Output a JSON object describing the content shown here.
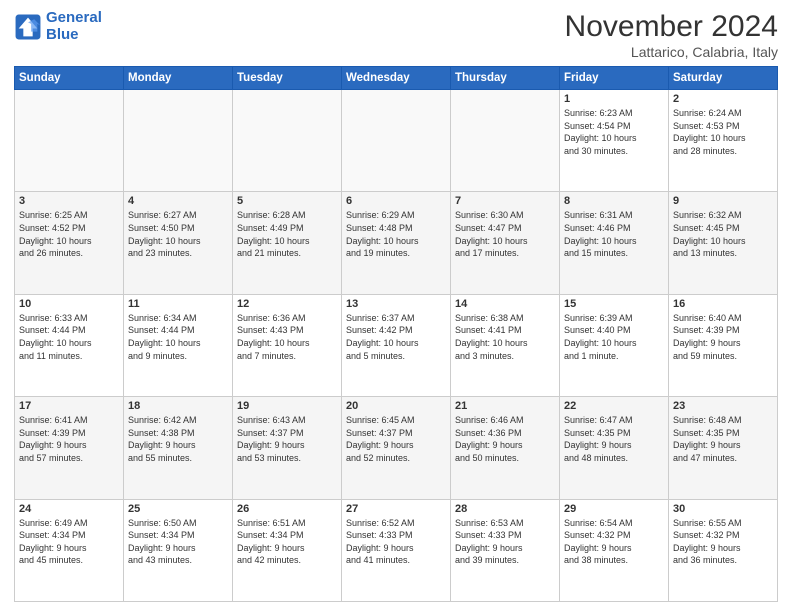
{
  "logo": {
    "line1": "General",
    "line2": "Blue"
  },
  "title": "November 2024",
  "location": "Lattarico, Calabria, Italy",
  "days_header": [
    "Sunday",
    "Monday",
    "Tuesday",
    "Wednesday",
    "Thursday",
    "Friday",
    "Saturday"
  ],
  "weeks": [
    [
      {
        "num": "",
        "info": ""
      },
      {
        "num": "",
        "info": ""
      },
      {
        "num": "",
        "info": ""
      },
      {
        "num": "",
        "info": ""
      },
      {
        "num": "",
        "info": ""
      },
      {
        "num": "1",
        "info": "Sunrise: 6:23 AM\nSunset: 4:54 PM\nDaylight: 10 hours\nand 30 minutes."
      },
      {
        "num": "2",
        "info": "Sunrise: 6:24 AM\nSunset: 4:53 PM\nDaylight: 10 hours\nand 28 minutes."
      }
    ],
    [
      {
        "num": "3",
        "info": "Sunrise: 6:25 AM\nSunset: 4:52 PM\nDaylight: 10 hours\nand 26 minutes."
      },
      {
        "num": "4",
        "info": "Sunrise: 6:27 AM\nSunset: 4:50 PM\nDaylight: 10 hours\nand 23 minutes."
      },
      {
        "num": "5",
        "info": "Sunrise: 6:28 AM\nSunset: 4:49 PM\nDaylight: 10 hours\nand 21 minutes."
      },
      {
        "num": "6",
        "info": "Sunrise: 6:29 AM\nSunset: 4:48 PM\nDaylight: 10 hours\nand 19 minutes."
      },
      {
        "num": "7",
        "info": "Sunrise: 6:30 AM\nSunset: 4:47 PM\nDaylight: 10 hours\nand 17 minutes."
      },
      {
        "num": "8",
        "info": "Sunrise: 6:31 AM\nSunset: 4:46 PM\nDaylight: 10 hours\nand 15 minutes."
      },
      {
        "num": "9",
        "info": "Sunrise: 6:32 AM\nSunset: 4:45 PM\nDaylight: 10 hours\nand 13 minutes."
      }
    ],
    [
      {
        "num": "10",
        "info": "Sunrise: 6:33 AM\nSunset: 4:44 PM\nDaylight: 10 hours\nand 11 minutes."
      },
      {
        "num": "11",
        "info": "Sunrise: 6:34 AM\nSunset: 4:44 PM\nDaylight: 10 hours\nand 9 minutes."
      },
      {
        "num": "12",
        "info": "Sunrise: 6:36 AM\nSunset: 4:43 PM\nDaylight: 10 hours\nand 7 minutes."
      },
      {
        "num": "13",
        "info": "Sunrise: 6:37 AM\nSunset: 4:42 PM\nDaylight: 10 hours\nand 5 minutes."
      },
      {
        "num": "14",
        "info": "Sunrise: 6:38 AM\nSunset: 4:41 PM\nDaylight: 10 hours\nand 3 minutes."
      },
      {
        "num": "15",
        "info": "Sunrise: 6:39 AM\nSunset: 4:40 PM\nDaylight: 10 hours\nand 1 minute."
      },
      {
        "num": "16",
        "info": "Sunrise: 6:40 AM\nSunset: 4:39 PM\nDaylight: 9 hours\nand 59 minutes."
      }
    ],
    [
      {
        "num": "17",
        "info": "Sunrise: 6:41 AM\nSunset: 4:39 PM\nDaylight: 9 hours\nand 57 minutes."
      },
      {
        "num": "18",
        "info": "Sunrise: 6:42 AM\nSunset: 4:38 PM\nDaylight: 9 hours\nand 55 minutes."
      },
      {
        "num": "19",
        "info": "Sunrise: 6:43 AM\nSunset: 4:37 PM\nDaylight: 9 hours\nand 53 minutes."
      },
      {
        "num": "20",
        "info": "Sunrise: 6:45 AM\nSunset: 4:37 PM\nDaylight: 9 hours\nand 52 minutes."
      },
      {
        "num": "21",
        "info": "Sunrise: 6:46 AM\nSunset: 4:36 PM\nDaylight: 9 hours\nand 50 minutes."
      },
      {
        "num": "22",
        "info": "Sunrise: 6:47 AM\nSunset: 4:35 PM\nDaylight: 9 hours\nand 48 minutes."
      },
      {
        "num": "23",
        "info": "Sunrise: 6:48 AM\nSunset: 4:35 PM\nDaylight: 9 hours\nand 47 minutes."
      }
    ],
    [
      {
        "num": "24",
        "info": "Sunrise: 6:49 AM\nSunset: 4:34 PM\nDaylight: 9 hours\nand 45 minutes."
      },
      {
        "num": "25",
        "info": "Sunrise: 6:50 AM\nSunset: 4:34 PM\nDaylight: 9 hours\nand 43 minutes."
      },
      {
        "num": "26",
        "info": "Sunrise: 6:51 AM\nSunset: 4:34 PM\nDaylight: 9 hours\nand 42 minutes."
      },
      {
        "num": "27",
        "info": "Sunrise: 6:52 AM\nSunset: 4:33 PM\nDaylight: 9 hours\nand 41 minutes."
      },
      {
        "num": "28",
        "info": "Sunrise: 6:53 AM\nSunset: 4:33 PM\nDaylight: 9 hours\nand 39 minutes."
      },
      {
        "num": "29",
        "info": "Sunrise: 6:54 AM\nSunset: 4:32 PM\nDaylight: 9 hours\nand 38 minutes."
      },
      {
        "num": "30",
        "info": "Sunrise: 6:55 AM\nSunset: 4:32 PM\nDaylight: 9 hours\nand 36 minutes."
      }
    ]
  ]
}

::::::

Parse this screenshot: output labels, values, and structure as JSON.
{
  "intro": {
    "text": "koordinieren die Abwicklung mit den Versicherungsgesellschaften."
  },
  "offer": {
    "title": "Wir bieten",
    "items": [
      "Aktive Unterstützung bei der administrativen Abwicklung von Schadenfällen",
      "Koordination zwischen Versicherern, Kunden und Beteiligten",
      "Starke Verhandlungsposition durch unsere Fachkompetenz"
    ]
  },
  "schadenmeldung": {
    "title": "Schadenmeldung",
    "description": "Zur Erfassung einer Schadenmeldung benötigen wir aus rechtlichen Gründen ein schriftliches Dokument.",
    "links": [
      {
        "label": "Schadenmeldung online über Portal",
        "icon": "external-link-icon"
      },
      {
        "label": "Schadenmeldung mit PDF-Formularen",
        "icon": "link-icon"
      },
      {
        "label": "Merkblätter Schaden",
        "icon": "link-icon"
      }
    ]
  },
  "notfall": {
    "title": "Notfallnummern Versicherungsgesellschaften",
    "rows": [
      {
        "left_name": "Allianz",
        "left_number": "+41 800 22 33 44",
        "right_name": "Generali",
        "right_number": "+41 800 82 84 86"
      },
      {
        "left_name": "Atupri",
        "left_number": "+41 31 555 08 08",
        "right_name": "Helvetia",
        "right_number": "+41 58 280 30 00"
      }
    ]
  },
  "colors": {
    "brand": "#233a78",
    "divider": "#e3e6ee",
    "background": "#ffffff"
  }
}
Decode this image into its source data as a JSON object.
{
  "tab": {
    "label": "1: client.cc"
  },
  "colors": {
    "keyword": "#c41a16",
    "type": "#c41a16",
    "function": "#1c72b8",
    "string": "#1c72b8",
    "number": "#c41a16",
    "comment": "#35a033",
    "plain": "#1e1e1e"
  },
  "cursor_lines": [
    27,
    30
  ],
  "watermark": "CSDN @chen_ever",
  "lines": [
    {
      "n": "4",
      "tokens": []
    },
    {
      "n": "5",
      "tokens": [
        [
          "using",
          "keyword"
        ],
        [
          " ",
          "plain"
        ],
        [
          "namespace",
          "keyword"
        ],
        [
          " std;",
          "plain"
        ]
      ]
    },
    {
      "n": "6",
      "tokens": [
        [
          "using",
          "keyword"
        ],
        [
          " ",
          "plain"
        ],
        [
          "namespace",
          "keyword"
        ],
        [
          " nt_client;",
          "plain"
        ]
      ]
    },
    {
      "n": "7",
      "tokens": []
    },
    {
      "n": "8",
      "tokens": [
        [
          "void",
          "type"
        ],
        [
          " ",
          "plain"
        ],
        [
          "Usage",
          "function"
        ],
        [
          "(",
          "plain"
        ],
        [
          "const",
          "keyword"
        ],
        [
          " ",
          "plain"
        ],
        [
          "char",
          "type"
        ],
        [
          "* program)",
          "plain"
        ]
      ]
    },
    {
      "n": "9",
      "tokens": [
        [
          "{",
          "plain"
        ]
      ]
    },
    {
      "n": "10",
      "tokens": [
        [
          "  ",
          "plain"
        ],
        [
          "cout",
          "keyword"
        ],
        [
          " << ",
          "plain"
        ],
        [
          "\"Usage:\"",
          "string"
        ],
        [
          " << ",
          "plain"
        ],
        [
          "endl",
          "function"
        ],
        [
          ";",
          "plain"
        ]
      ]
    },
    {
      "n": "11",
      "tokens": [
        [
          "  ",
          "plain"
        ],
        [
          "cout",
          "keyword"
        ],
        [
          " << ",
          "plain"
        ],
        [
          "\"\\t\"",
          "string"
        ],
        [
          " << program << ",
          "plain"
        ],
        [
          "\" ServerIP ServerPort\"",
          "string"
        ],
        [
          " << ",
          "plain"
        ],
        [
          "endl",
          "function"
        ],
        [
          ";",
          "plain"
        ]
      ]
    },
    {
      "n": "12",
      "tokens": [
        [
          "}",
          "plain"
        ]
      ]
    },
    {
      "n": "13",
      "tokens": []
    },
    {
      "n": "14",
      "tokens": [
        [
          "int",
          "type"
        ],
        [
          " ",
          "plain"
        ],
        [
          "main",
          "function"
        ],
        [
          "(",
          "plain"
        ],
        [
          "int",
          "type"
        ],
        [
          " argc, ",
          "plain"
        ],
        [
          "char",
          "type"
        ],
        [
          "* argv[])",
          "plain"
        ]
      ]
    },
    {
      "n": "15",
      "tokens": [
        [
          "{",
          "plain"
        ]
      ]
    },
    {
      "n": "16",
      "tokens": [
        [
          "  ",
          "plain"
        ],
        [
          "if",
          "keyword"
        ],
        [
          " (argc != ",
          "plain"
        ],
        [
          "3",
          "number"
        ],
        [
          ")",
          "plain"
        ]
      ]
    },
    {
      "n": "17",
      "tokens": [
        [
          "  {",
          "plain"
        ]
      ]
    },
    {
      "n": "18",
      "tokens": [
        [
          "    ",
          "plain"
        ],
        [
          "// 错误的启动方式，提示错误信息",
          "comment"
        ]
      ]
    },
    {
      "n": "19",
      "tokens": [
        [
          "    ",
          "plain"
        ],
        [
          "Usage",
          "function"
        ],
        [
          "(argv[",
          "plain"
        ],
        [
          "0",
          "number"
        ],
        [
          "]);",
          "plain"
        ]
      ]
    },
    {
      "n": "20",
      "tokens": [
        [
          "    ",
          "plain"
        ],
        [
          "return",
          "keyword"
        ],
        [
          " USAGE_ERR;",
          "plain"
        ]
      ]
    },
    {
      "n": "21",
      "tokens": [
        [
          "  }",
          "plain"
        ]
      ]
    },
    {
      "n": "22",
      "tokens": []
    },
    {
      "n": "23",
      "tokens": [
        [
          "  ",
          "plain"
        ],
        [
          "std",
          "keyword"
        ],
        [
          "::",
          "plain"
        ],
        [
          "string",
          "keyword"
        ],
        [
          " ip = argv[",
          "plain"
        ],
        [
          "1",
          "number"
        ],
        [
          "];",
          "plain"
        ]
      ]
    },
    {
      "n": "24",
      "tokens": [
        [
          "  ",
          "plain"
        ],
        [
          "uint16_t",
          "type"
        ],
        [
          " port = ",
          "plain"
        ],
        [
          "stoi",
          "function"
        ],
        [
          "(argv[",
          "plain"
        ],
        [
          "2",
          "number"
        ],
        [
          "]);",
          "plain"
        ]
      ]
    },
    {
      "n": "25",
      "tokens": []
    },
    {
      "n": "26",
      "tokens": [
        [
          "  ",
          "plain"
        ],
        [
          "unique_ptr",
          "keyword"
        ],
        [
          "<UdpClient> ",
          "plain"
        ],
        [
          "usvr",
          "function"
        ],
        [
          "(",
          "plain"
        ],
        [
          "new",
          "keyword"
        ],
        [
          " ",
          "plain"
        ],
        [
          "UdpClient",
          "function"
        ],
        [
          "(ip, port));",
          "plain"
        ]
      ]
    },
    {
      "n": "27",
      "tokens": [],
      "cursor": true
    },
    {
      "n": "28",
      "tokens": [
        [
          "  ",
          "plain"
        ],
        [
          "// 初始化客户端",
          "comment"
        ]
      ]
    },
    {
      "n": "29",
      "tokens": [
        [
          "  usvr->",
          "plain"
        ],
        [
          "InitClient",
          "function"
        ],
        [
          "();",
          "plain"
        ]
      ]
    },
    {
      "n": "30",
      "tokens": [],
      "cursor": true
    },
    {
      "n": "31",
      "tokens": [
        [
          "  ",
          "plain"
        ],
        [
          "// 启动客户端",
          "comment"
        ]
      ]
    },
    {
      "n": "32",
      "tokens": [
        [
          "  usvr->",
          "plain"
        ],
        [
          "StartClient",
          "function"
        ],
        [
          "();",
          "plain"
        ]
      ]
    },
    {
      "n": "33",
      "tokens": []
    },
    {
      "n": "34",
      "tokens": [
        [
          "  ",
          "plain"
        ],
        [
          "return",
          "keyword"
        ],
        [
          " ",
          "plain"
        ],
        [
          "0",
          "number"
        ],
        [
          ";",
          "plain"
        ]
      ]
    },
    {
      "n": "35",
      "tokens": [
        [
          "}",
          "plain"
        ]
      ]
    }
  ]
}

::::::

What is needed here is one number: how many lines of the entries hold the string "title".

> _RESULT_
4